Earlier this week, the US ordered the Chinese consulate in Houston, Texas closed. Yesterday, as expected, China’s Foreign Ministry ordered the closure of the US consulate in the western city of Chengdu.
Shanghai led regional declines, with its Composite index giving up 3.9 per cent to 3,196.77. The Hang Seng in Hong Kong lost 2.2 per cent to 24,705.33.
The latest dust up between the two biggest economies comes amid allegations of theft of US intellectual property — including by Chinese researchers with military and government connections — for Beijing’s benefit.
“Alongside the eviction of the Houston Chinese Consulate, the risk of the US-China conflict escalating into a ‘Cold War’ is worrying,” said Hayaki Narita of Mizuho Bank.
A speech on Thursday by US Secretary of State Mike Pompeo’s saying that “securing our freedom from the Chinese Communist Party is the mission of our time” adds to the rhetoric certain to incense Beijing, making it still more difficult for either side to back down, he said.
“And so, while the inevitability of deteriorating US-China relations as a structural feature of our geo-political landscape was never in doubt, the shifts appear to be hastened,” Narita said.
In other Asian trading, the S&P/ASX 200 in Australia gave up 1.2 per cent to 6,024.10. South Korea’s Kospi shed 0.7 per cent to 2,200.44.
Analysts said investors also are wary over the unclear prognosis for further stimulus for the US economy, just as the end of a previous package of extra support for those made jobless by the pandemic looms.
Republicans in the Senate were set to unveil their proposals for a USD1 trillion COVID-19 rescue package on Thursday morning, but that got delayed.
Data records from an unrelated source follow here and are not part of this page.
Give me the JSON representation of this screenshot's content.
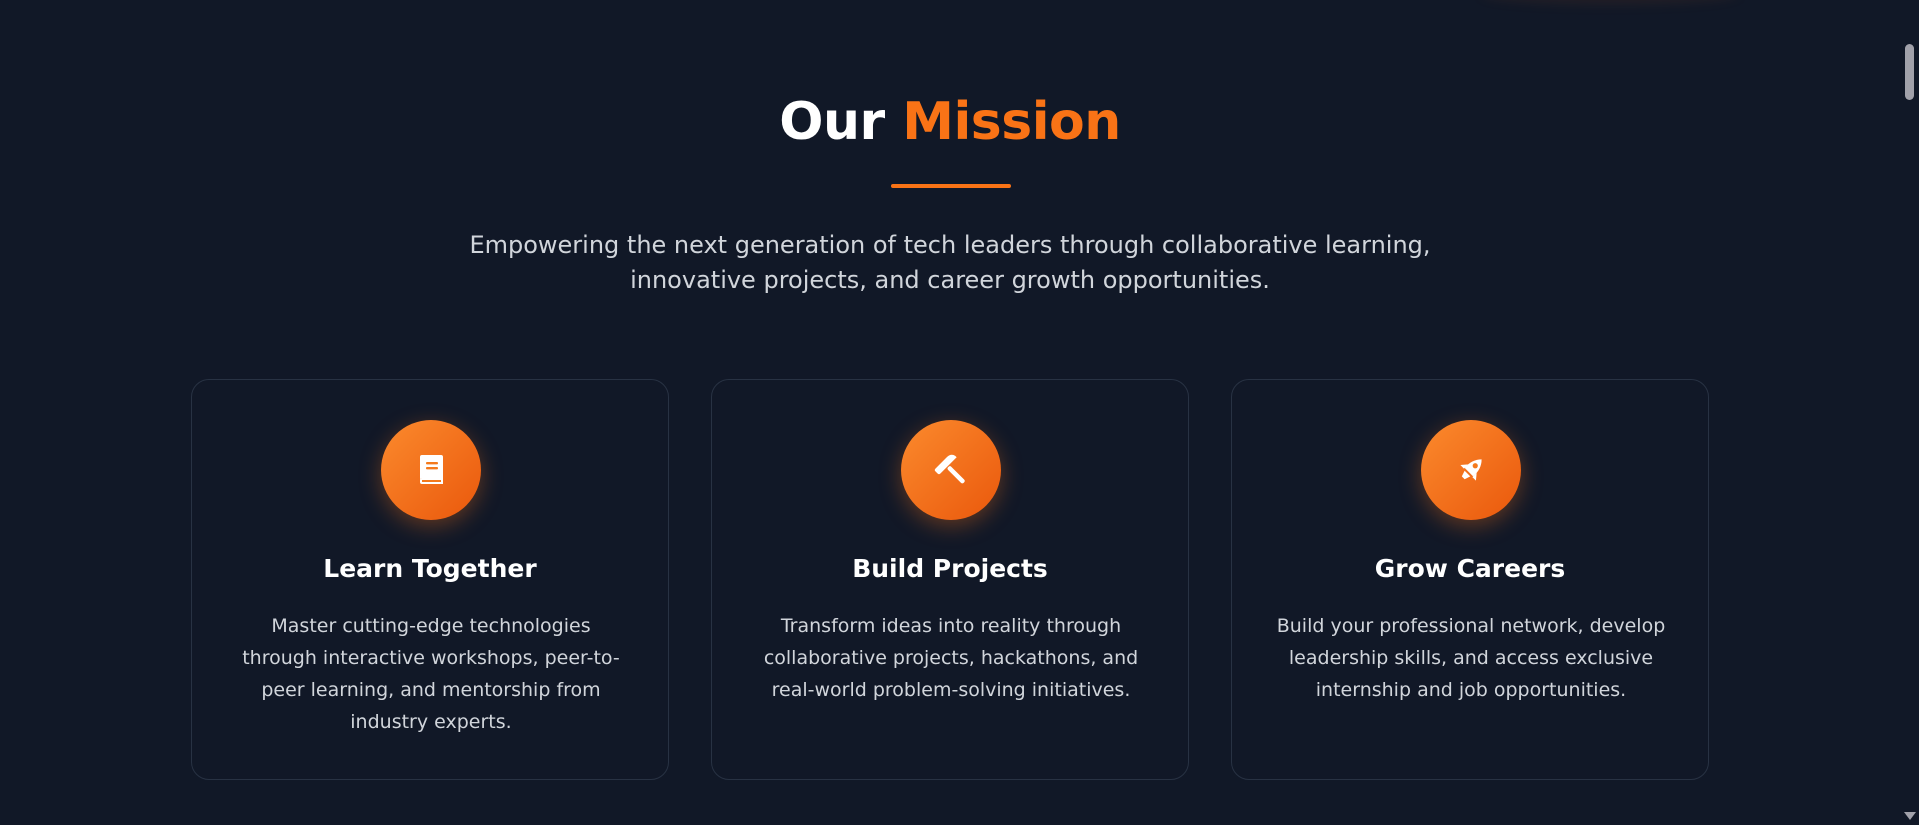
{
  "mission": {
    "title_plain": "Our",
    "title_accent": "Mission",
    "subtitle": "Empowering the next generation of tech leaders through collaborative learning, innovative projects, and career growth opportunities."
  },
  "cards": [
    {
      "icon": "book-icon",
      "title": "Learn Together",
      "text": "Master cutting-edge technologies through interactive workshops, peer-to-peer learning, and mentorship from industry experts."
    },
    {
      "icon": "hammer-icon",
      "title": "Build Projects",
      "text": "Transform ideas into reality through collaborative projects, hackathons, and real-world problem-solving initiatives."
    },
    {
      "icon": "rocket-icon",
      "title": "Grow Careers",
      "text": "Build your professional network, develop leadership skills, and access exclusive internship and job opportunities."
    }
  ],
  "colors": {
    "background": "#111827",
    "accent": "#f97316",
    "card_border": "#283243",
    "body_text": "#d1d5db"
  }
}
Finding a compromise with the Democratic-controlled House of Representatives could prove more difficult than it was in March, when Congress produced a USD2 trillion rescue package.
A report on Thursday that the tally of American workers applying or unemployment benefits rose last week by 109,000 to a little more than 1.4 million broke a stretch of 15 straight weeks of improvements. That shook investor optimism that the recession might be shorter lived than expected.
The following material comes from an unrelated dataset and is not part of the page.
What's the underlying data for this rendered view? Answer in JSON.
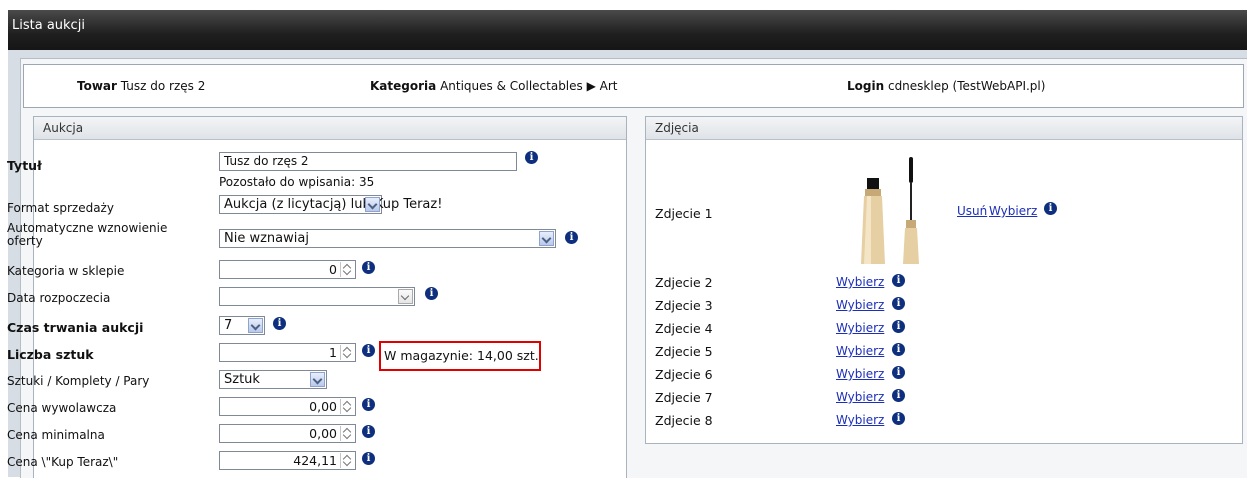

The rise in unemployment comes as coronavirus counts continue to rise across much of the Sun Belt, leading to more business closures and the total number of confirmed cases surpassed four million in the US.
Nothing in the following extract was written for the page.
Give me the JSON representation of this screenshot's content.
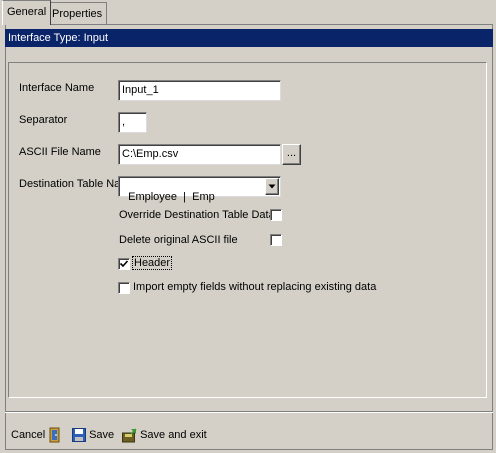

The S&P 500′s 1.2 per cent drop, to 3,235.66, was its first loss in five days and its worst in nearly four weeks.
The yield on the 10-year Treasury was steady at 0.58 per cent yesterday, down from 0.59 per cent on Wednesday. It tends to move with investors’ expectations for the economy and inflation.
Gold for delivery in August rebounded, gaining USD2.90 to USD1,892.90 per ounce. It rose USD24.90 overnight to settle at USD1,890.00 per ounce.
Benchmark US crude fell back, giving up 29 cents to USD40.78 in electronic trading on the New York Mercantile Exchange. It lost 83 cents to USD41.07 per barrel on Thursday. Brent crude oil for September delivery fell 21 cents to USD43.10. It fell 98 cents to USD43.31 a barrel overnight.
In currency dealings, the dollar bought JPY106.24, weakening from JPY106.86. The euro rose to USD1.1611 from USD1.1596.